Have a Safe and Spooktacular Halloween

From pumpkin carving accidents to masks that limit visibility, Halloween can be just as scary for parents as it can be for the little goblins and ghouls roaming the streets. Here are some tips from Palos Medical Group to make the holiday a little safer for your family.

Scene setters

Don’t let children use knives. Instead, have them paint their pumpkins with art supplies. Try glitter paints or colored markers. Leave the carving to the adults.

  • Never leave candlelit pumpkins unattended. Instead use battery-operated candles or glow sticks to illuminate your carved creations.
  • Serve children a healthy dinner before trick-or-treating so they don’t fill up on candy.
  • Steer clear of dry ice. Direct contact with the skin can cause a frostbite-type injury.
  • Make sure trick-or-treaters will be safe when visiting your home, too. Remove anything that could be a tripping hazard. If you welcome trick-or-treaters make sure your outside lights are on and light the walkway to your door, if possible.
  • Sweep wet leaves from sidewalks and steps.
In disguise
  • It’s forecast to be a chilly one on Friday. Make sure your child’s costume leaves room for layers of warm clothing to be worn underneath.
  • Don’t let a costume hang so long that it becomes a tripping hazard.
  • Make sure children are wearing comfortable shoes that fit them.
  • If your child will be trick or treating after dark, make sure to attach a reflective patch to his or her costume. Also, glow sticks will keep them illuminated.
  • Parents should always accompany their children while trick-or-treating.
  • Children should never go into a stranger’s house under any circumstances.
  • Limit trick-or-treating to your neighborhood and the homes of people you and your children know.
  • Make sure children have a flashlight to see and be seen more clearly. Have them stick to sidewalks for safer walking. We don’t want your child to be the thing that goes bump in the night.
Look at the loot
  • When your children get home, check all treats to make sure they're sealed. Throw out candy with torn packages or holes in the packages, spoiled items and any homemade treats that haven't been made by someone you know.
  • Don't allow young children to have hard candy or gum that could cause choking.
  • After the night is over, ration the pieces by giving them a couple at a time. Don’t leave the candy bowl out in the open because it may disappear before you can say “Boo!”

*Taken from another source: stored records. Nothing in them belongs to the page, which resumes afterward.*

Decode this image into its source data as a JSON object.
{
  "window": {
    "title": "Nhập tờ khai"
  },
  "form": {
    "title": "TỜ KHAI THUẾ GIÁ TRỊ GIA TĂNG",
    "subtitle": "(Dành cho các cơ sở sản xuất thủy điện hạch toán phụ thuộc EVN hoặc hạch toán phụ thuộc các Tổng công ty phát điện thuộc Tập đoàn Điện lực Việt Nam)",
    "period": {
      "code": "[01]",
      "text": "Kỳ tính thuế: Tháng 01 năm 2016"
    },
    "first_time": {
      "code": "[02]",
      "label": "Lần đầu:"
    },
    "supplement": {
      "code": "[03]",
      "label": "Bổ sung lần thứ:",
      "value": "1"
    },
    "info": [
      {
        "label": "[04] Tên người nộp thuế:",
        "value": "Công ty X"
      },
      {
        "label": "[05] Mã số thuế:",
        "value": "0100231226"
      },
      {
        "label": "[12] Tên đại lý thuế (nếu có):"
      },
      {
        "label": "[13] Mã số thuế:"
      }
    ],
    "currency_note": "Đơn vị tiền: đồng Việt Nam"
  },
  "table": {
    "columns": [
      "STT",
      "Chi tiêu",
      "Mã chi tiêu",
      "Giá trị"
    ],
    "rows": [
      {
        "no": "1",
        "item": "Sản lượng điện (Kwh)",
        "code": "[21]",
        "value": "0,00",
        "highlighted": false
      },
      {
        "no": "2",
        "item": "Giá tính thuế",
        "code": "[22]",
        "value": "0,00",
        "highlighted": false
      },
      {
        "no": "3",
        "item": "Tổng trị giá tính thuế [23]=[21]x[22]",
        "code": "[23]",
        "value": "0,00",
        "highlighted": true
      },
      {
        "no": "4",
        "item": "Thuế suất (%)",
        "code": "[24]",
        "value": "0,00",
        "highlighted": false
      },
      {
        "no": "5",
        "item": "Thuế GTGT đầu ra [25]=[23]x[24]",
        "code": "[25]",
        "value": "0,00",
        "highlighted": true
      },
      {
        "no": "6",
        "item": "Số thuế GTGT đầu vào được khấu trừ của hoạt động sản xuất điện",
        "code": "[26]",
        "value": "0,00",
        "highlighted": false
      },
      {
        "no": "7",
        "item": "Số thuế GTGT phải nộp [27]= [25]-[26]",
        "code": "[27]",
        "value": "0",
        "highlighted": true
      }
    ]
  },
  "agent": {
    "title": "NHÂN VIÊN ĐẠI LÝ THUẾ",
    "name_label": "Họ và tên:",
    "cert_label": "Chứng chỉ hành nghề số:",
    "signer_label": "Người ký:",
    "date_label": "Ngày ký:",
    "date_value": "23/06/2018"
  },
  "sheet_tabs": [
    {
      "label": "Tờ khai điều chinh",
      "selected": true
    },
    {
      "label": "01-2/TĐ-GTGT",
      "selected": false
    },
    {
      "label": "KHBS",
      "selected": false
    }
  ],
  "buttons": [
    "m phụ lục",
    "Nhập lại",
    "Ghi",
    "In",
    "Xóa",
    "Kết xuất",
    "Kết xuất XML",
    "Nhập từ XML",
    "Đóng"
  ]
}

Halloween should be a night of fun for all ages. Getting involved in the festivities and accompanying your children makes it that much safer.